February 26, 2016
By Kris Parfitt
Photo at right: A curious cyclist test rides a recumbent bike. Photo courtesy of Ben’s Bikes in Sequim, Washington
For many, a recumbent bike looks odd and unsafe. Picture placing the bike rider in a reclining position, with a seat close to the ground, handle-bars near the rider’s sides and the pedals out in front — giving the impression that the rider is in an unprotected go-cart.
Despite the unflattering description, the benefits of recumbent bikes are actually quite numerous.
Whether the rider is racing, touring or commuting, the reclining comfort of a recumbent bike provides a low-impact full-body workout for all kinds of heights, weights and physical shapes.
For people who may have lower back discomfort, the chair-like design of the seat offers better spinal support than an upright bike.
Those with arthritis find that having the pedals out in front of their body is easier on hip, knee and ankle joints when propelling the bike.
Plus, a rider’s weight is spread over his or her back and bottom.
Outdoor enthusiasts who experience neurological conditions appreciate the ease and safety of riding the bike; it is nearly impossible to fall off.
Regardless of physical condition or age, recumbent bikes are a popular and enjoyable activity for anyone who loves the freedom of being on a bike.
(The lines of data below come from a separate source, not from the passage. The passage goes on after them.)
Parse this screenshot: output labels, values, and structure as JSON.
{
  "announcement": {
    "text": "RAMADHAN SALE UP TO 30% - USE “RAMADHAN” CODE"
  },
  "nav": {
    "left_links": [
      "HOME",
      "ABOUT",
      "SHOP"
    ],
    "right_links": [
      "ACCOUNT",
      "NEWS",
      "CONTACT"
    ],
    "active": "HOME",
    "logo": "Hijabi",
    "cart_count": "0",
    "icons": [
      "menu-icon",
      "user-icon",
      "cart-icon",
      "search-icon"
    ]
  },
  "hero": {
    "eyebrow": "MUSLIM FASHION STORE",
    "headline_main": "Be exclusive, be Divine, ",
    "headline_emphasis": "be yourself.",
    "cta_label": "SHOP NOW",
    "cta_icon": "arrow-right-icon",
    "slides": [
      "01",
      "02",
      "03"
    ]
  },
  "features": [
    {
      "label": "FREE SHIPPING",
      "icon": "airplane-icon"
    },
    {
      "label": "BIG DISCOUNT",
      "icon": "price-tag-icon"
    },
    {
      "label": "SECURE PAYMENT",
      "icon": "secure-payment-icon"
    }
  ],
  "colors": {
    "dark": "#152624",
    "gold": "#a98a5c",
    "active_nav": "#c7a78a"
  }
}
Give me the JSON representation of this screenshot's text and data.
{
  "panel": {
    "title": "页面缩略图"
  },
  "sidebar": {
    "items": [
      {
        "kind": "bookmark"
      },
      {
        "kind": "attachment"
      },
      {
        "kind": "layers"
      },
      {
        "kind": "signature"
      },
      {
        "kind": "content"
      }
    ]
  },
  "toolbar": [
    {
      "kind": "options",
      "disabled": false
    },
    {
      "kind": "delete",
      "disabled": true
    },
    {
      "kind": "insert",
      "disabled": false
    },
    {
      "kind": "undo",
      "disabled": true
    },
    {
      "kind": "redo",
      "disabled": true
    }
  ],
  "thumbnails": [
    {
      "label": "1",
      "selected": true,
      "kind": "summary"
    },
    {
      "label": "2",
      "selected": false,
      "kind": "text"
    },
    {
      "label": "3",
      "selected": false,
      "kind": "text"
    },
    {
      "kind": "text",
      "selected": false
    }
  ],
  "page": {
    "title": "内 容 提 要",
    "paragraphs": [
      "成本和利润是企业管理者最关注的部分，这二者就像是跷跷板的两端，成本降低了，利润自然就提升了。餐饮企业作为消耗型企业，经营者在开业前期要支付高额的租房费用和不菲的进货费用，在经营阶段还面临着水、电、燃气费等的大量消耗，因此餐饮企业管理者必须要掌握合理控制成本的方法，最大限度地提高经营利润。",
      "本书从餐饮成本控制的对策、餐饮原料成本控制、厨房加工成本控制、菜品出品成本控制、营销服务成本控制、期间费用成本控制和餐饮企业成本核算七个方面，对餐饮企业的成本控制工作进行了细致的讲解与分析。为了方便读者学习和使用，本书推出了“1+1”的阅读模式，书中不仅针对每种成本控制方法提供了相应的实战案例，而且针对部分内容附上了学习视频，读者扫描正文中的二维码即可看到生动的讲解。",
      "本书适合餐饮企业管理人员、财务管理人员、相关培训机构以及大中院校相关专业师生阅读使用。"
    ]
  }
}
However, recumbent bikes are lower to the ground and are more difficult to notice in automobile traffic. Many riders decorate their bikes with lights, reflective flags and other noticeable materials to alert automobiles and other cyclists that they, too, are sharing the road. Keep in mind, the same rules apply as an upright bike, so remember to wear a helmet, have working bicycle lights and reflectors, and have fun!